**Instructions to follow:** All lines of the material that contain "title" must be copied out.

**Task input:**
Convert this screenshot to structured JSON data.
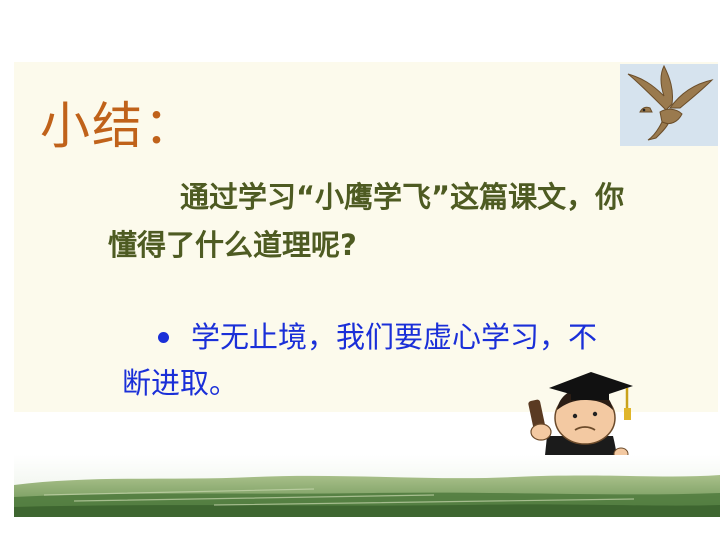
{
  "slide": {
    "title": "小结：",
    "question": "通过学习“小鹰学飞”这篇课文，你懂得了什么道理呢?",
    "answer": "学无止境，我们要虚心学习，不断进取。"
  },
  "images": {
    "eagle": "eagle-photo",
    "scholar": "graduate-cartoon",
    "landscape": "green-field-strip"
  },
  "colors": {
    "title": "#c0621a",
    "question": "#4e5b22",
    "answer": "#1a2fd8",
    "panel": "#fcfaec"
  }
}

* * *

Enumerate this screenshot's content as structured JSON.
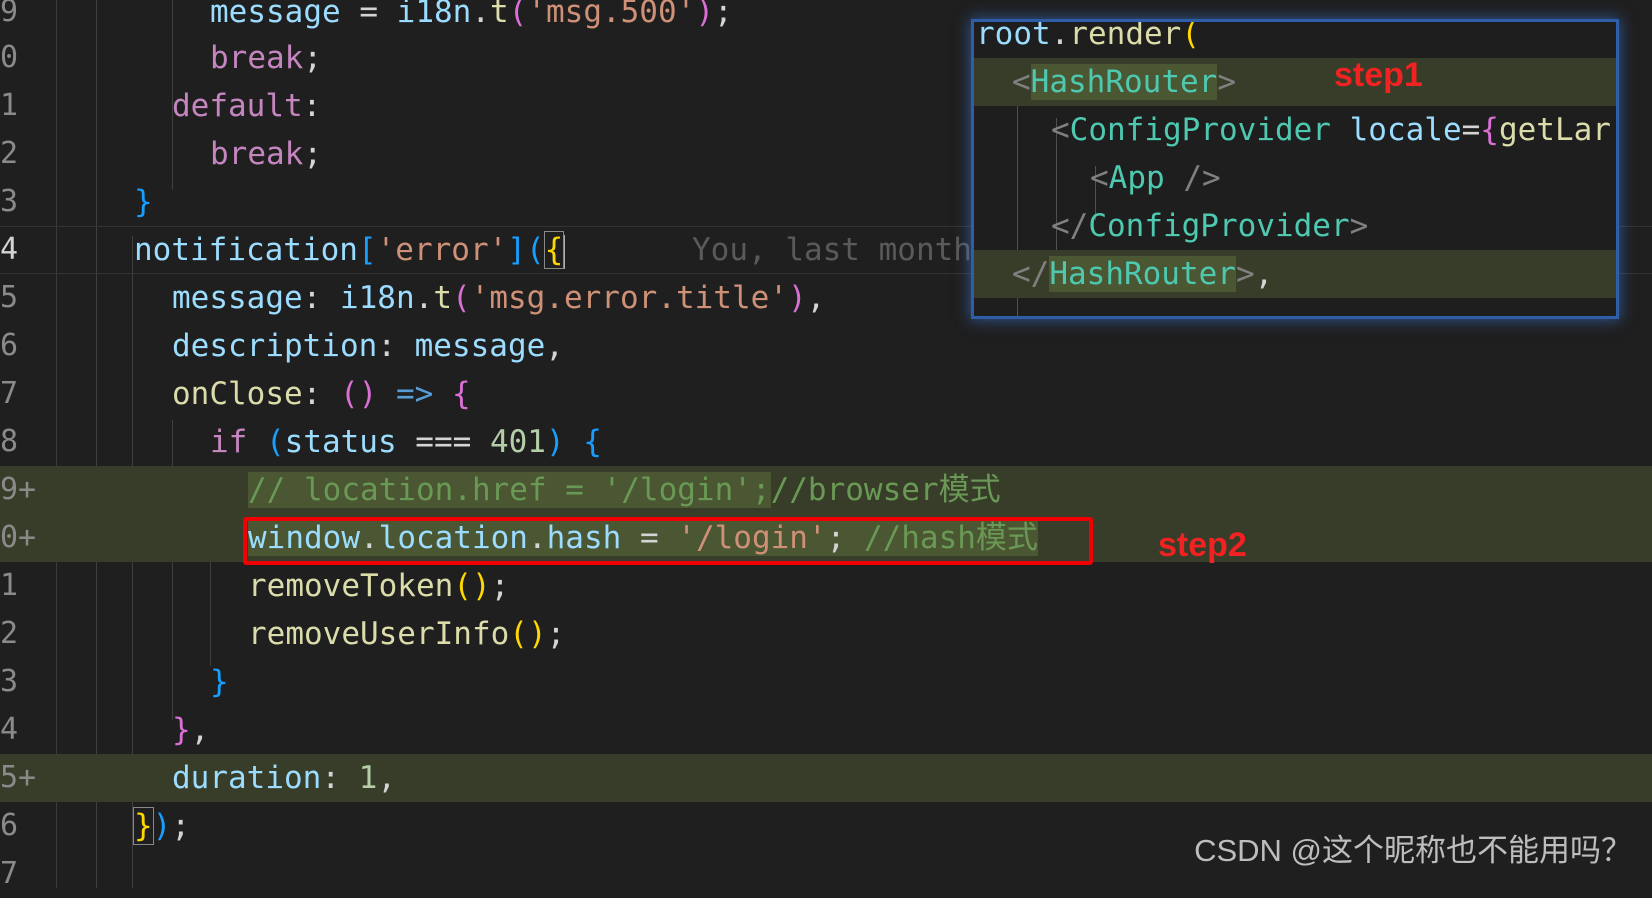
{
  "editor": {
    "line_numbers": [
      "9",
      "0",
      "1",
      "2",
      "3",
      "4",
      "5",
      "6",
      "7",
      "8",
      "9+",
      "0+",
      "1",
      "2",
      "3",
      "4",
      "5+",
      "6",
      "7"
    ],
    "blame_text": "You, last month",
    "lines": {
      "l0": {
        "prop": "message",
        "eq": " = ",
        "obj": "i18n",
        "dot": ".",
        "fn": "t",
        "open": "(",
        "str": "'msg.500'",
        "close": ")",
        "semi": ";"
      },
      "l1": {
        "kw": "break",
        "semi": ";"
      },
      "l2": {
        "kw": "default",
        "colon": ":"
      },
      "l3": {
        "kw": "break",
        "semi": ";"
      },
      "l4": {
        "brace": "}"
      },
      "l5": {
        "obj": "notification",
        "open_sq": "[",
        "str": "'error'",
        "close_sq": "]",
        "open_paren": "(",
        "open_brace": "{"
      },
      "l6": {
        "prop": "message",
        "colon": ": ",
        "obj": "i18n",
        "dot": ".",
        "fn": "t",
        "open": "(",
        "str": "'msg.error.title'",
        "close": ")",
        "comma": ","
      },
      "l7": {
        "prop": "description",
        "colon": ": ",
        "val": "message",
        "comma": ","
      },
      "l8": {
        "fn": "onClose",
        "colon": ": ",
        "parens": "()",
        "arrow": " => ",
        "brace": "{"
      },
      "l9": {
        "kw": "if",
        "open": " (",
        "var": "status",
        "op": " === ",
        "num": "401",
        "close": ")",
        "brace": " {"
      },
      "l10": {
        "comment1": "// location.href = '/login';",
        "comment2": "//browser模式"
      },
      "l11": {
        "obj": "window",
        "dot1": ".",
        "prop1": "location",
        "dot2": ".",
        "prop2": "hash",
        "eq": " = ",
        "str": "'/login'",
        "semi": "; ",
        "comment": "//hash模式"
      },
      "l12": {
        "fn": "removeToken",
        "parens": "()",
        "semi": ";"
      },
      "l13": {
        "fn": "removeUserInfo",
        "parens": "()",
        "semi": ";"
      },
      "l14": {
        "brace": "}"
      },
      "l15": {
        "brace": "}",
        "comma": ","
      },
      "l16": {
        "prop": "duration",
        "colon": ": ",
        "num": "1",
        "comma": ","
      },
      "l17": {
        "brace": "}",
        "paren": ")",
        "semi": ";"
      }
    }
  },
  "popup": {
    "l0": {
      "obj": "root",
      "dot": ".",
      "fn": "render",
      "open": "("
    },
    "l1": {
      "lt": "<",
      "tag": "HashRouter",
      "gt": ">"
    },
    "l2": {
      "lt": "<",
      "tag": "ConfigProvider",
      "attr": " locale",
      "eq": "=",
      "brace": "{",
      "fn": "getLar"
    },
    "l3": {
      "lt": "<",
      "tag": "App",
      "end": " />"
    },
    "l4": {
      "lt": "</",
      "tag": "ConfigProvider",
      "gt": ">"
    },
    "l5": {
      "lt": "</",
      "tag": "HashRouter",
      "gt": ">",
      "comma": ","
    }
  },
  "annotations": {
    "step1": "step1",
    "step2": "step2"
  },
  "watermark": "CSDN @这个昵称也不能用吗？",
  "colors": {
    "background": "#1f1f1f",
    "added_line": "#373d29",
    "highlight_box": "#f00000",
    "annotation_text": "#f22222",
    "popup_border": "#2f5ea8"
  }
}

**Answer to this exercise:**
    "title": "小结：",
    "title": "#c0621a",
        "str": "'msg.error.title'",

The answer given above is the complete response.